Let’s estimate the impact of this lunacy on California. Some 2.7 million undocumented immigrants call California home — by far the largest such population in the nation. More than 800,000 live in Los Angeles County alone.
A perverse notion occurs to me as I consider Trump’s vile solution to a nonexistent problem. If it succeeds, 800,000 people in Los Angeles County could disappear like so many Snap messages. That’s 800,000 lost workers. 800,000 lost customers. 800,000 lost mothers, fathers, siblings and friends. 800,000 lost taxpayers. It’s also 800,000 bedrooms that will open up.
From a purely numerical standpoint, Trump’s crusade could put a serious dent in housing costs. After all, demand for rental housing would go down.
The thought gives me chills. I don’t want to say any more about it other than that deportation is — to say the least — the most perverse way to solve a housing crisis.
Fortunately, Californians are leading the charge to protect their undocumented neighbors. Indeed, many of us hope marginalized people from around the country will join us, even if we’re short on space. Even so, we should be making space. We should be solving the housing crisis the old-fashioned way and the humane way: by building ourselves out of it.
This convergence of wealth, poverty, xenophobia, and exclusivity is no mere coincidence. See, these issues — immigration, housing, gentrification, Trump — are intertwined. Economic booms like that of the past seven years naturally come with echoes of desperation. Blue-collar workers in the Heartland want to protect their jobs from immigrants. Wealthy homeowners at the beach want to protect their property values from competition.

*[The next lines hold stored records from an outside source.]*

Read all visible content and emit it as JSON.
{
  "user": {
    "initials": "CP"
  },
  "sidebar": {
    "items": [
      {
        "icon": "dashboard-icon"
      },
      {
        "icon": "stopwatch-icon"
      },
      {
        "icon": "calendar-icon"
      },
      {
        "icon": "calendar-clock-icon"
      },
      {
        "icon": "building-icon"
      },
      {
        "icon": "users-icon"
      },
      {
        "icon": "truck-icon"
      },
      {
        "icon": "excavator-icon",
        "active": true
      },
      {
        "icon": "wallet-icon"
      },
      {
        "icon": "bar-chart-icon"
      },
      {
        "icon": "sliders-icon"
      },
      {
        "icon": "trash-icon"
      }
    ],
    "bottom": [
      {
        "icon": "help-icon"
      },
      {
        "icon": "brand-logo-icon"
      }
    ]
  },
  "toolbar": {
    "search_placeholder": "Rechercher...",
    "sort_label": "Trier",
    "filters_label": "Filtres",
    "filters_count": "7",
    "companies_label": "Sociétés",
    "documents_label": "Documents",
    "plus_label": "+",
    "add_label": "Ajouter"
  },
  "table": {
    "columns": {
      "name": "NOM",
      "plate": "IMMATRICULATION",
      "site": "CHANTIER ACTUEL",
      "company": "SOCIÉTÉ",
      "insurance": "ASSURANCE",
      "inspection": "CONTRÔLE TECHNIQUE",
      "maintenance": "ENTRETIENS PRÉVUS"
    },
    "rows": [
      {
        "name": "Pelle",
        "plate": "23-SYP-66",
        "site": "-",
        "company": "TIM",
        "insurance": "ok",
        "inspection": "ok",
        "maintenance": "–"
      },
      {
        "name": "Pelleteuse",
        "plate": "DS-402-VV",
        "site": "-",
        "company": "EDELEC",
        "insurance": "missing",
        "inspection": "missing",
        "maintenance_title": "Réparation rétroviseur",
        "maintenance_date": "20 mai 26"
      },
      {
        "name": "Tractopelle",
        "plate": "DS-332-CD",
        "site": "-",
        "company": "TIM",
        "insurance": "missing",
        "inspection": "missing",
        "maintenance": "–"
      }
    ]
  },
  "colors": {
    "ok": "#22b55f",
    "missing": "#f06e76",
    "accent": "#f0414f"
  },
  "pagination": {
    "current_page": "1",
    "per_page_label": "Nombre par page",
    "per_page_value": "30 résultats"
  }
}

The Snap IPO completes the process of turning Venice into a superstar neighborhood in a superstar city – which, as Richard Florida describes in The New Urban Crisis, is marked by inequality, unaffordability, segregation, and economic dysfunction. It’s also marked, I’d argue, by political apathy.
Hillary won got 71 percent of the vote in California. The president didn’t break double digits in some Venice precincts. I bet you can count on two hands the number of those 1,900 employees who voted for Trump.

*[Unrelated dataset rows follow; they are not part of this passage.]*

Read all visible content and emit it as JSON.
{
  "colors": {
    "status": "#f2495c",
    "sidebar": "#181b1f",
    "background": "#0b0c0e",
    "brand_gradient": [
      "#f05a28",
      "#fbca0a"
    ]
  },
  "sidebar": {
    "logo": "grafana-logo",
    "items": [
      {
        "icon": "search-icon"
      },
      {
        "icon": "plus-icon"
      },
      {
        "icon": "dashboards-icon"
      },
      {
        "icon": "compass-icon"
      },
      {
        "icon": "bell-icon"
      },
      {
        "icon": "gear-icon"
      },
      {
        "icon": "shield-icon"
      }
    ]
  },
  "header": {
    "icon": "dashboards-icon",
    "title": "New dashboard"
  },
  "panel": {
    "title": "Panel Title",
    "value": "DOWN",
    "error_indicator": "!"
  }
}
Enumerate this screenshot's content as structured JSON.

And yet, I’d also wager that scarcely more than ten Snap employees plan on voting in the March 7 Los Angeles election. That’s the one with the Neighborhood Integrity Initiative on the ballot. It’s a slow-growth initiative that, critics contend, could cripple the city’s ability to approve new housing. If that critique is true, then young professionals should vote for it like the second coming of Barack Obama. But they probably won’t.
Last year Santa Monica, which the northern quarter of Silicon Beach, was considering a slow-growth measure. Back then, I wrote how the young professionals of Silicon Beach were, as far as I could tell, disengaged from local politics — even though they stood to suffer mightily from further restrictions on housing development in a market already tighter than a noose.
Essentially, the tech crowd has tolerated high rents while hoping that their ships would come in rather than agitate for the type of development and planning policies hat would have benefited not only them but also many of their less wealthy, less flashy neighbors.
Now that Snap is going full steam ahead, that’s 1,900 more people who can blithely let the other 10 million of us in L.A. County to fight over the scraps. Or 9.2 million of us, depending how bleak things get.
So, we have two opposing forces. Deportation could lower housing costs A massive influx of cash may raise housing costs. Clearly Snapchat is doing something right. Good for them. But the other half of that equation threatens to morally bankrupt all of us.
Of course, formerly apathetic citizens are resisting, mobilizing, and donating in record numbers. I'm sure Silicon Beachers are too. And I hope some of them will hold off on an extra bedroom or a Wolf range and instead make some timely donations. America can right itself, and California -- with its energy, innovation, and, yes, wealth -- can lead the way.
For now, in this tale of one city, it is both the best of times and the worst of times.